A neurotic Jewish woman (Renee Taylor) and a womanizing Italian (Joseph Bologna) meet at a group therapy session and fall tentatively in love.
Genres, Themes, Actors, and Directors:
- Cross-Cultural Romance
- Romantic Comedy
Response to Peary’s Review:
Peary’s review of this “brutally insightful” romantic comedy by husband-and-wife team Joseph Bologna and Renee Taylor is spot on: he notes that while the “picture starts out awkwardly”, you should “stick with it because you’ll be rewarded” by scenes that “you may have seen previously only in your own life — never on the screen”. Indeed, it possesses a surprising number of “exceptional scenes… filled with pain and humor” — as Peary notes, it’s likely that “only an acting couple who are really in love and trust one another would dare play such emotionally devastating sequences” (and it’s especially heartwarming to know that they’re still together, in real life, after 40 years of marriage). At times, Taylor and Bologna’s script goes for laughs that are a little too obvious and easy (i.e., most of the initial group therapy scene) — yet slowly but surely, they allow their (semi-autobiographical?) characters to delve mercilessly into the flaws and neuroses that so often tear couples apart, and a surprising amount of honesty emerges.
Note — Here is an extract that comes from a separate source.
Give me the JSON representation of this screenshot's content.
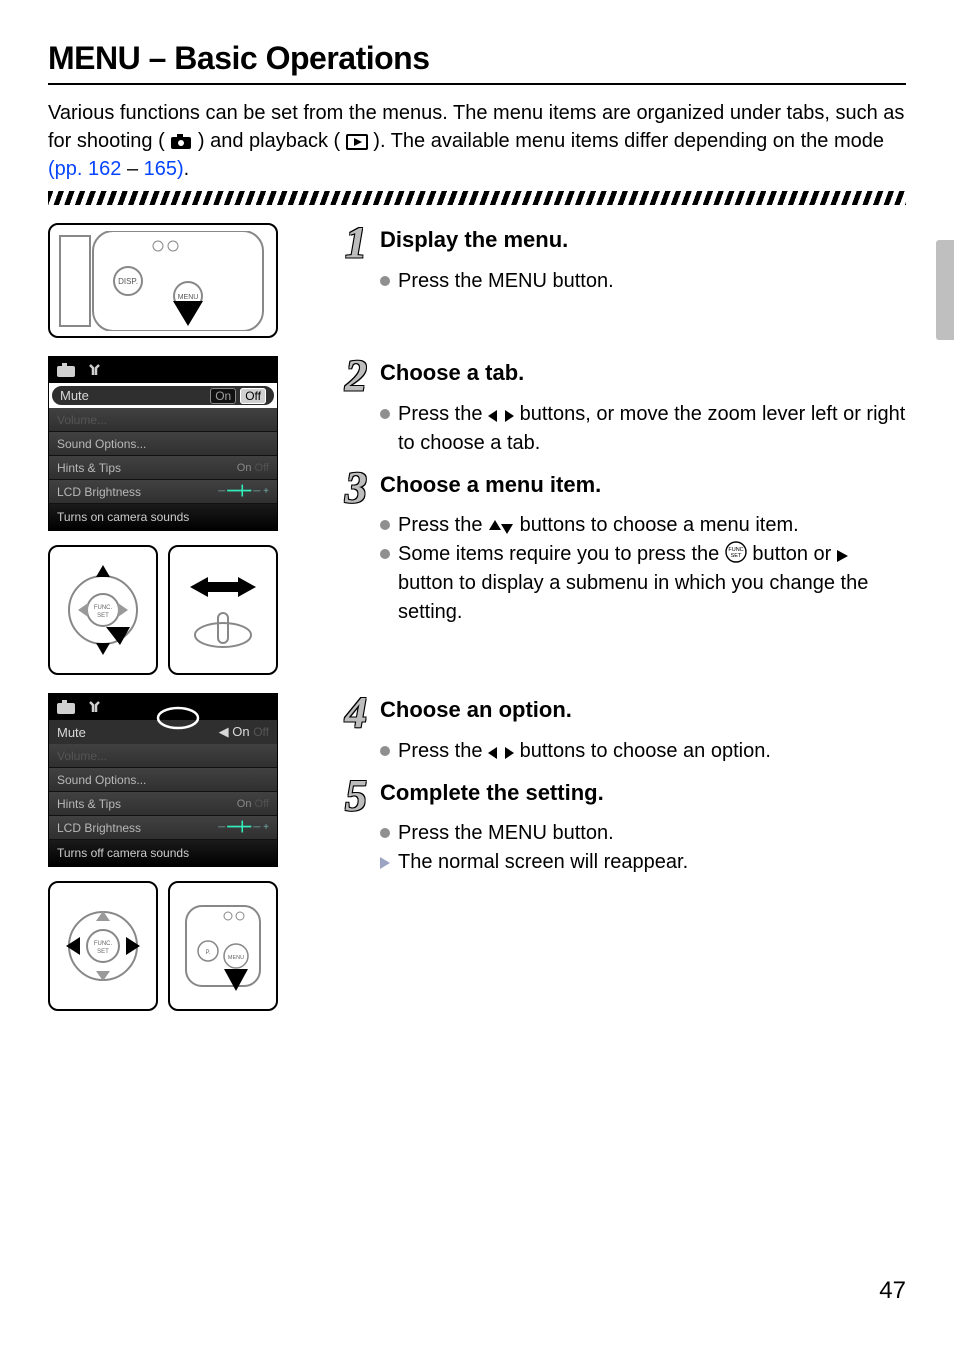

I’ll admit I didn’t expect myself to be so enmeshed in these characters’ fates by the film’s undeniably powerful ending.
Redeeming Qualities and Moments:
- Renee Taylor as Pandora
- Joseph Bologna as Gig
- Fine supporting performances
- A surprisingly smart and insightful screenplay
No, but it’s certainly recommended, if you can locate a copy.